A home afloat

Dusk, walking home along the old Union Canal near where the huge Scottish & Newcastle Brewery used to dominate the area (now all gone, the large brownfield site being redeveloped, just as the canal has been already). As well as new wharfs and new buildings at the end of the canal and holiday barges (and even a floating restaurant barge) there are also folks living year round on barges, using them as house-boats, right in the centre of the city – how cosy do they look against the gathering chill of evening fall?

reflections

Walking along the Union Canal near the old brewery, some new buildings I’ve seen being constructed over the last year. Wasn’t sure if they were small offices or going to be homes, but I’ve been told they are a modern version of town houses, although it looks like they have completed them just in time for them to lie mostly empty as no-one can get the mortgage to buy them. I walk this way quite a lot and I’ve shot this in colour and not really cared much for the resulting pics, but shooting in black and white (and my B&W shots are shot properly in B&W, not colour then greyscaled afterwards on Photoshop, it makes a difference – any of my Flickr pics you see in B&W were shot in B&W) I was much more satisfied with the result.

Union Canal new construction 1

(click for the bigger version on the Woolamaloo Flickr)

let sleeping swans lie

snoozing swan 2

If you should let sleeping dogs lie then I’d imagine you should certainly not disturb snoozing swans, given how grumpy and bad tempered they can be even when fully awake, let alone being roused from a pleasant nap. This was as close as I dared get to a couple of slumbering swans basking in the last golden rays of the setting sun by the Union Canal not far from my home, contentedly snoozing just a couple of feet from all the walkers, joggers, cyclists and canoeists. Lovely to have this so close by in the middle of a heavily populated part of a major city.
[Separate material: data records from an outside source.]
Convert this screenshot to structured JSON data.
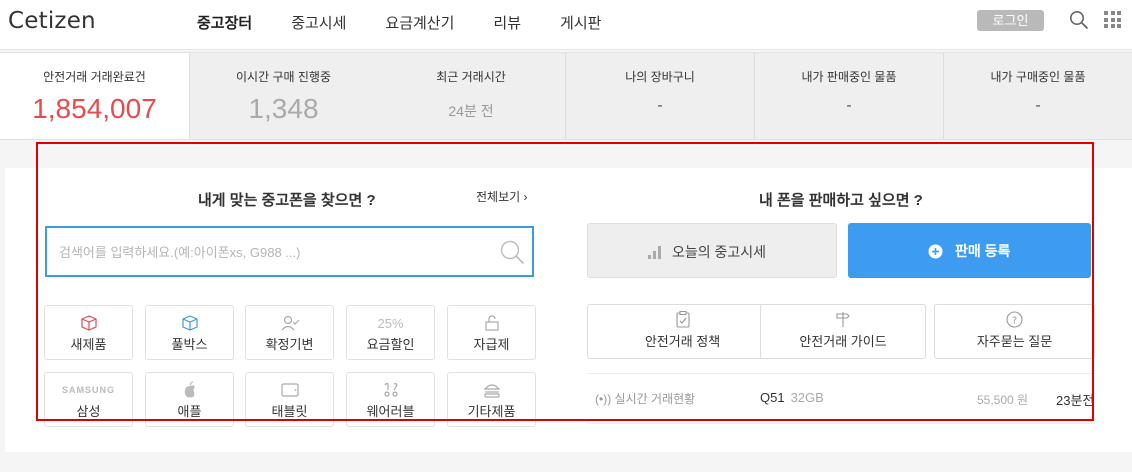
{
  "header": {
    "logo": "Cetizen",
    "nav": [
      "중고장터",
      "중고시세",
      "요금계산기",
      "리뷰",
      "게시판"
    ],
    "login_label": "로그인"
  },
  "stats": {
    "safe_trades": {
      "label": "안전거래 거래완료건",
      "value": "1,854,007"
    },
    "buying_now": {
      "label": "이시간 구매 진행중",
      "value": "1,348"
    },
    "recent_trade": {
      "label": "최근 거래시간",
      "value": "24분 전"
    },
    "my_cart": {
      "label": "나의 장바구니",
      "value": "-"
    },
    "my_selling": {
      "label": "내가 판매중인 물품",
      "value": "-"
    },
    "my_buying": {
      "label": "내가 구매중인 물품",
      "value": "-"
    }
  },
  "find": {
    "title": "내게 맞는 중고폰을 찾으면 ?",
    "view_all": "전체보기",
    "search_placeholder": "검색어를 입력하세요.(예:아이폰xs, G988 ...)",
    "categories_row1": [
      {
        "label": "새제품",
        "icon": "box-red-icon"
      },
      {
        "label": "풀박스",
        "icon": "box-blue-icon"
      },
      {
        "label": "확정기변",
        "icon": "user-check-icon"
      },
      {
        "label": "요금할인",
        "icon": "percent-icon",
        "badge": "25%"
      },
      {
        "label": "자급제",
        "icon": "unlock-icon"
      }
    ],
    "categories_row2": [
      {
        "label": "삼성",
        "icon": "samsung-logo",
        "brand": "SAMSUNG"
      },
      {
        "label": "애플",
        "icon": "apple-icon"
      },
      {
        "label": "태블릿",
        "icon": "tablet-icon"
      },
      {
        "label": "웨어러블",
        "icon": "watch-icon"
      },
      {
        "label": "기타제품",
        "icon": "burger-icon"
      }
    ]
  },
  "sell": {
    "title": "내 폰을 판매하고 싶으면 ?",
    "market_label": "오늘의 중고시세",
    "register_label": "판매 등록",
    "info_buttons": [
      {
        "label": "안전거래 정책",
        "icon": "clipboard-icon"
      },
      {
        "label": "안전거래 가이드",
        "icon": "signpost-icon"
      },
      {
        "label": "자주묻는 질문",
        "icon": "question-icon"
      }
    ]
  },
  "realtime": {
    "label": "실시간 거래현황",
    "model": "Q51",
    "storage": "32GB",
    "price": "55,500 원",
    "time": "23분전"
  },
  "colors": {
    "accent_blue": "#3d9cf0",
    "highlight_red": "#e00000",
    "stat_red": "#e94a4a"
  }
}
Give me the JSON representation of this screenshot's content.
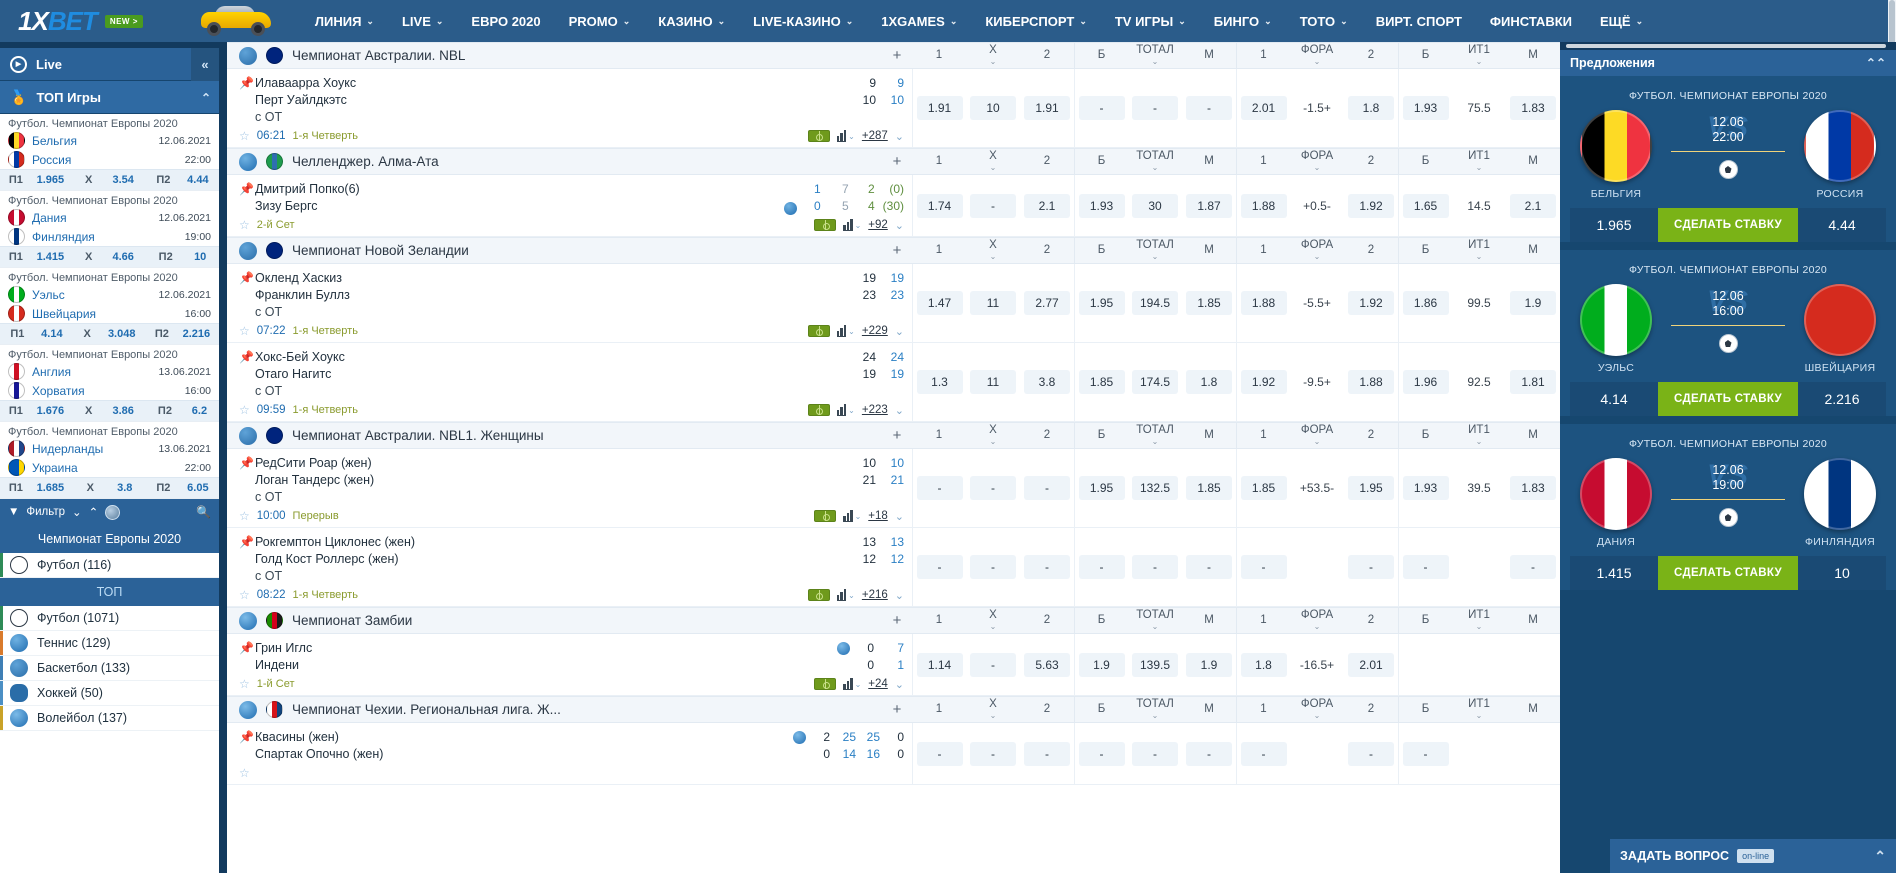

If you click on the pic you can go to my Flickr stream and click the ‘all sizes’ buttons to see the much larger version; it was worth edging slowly closer to the animal as I managed to get some details of the feathers into the bigger version.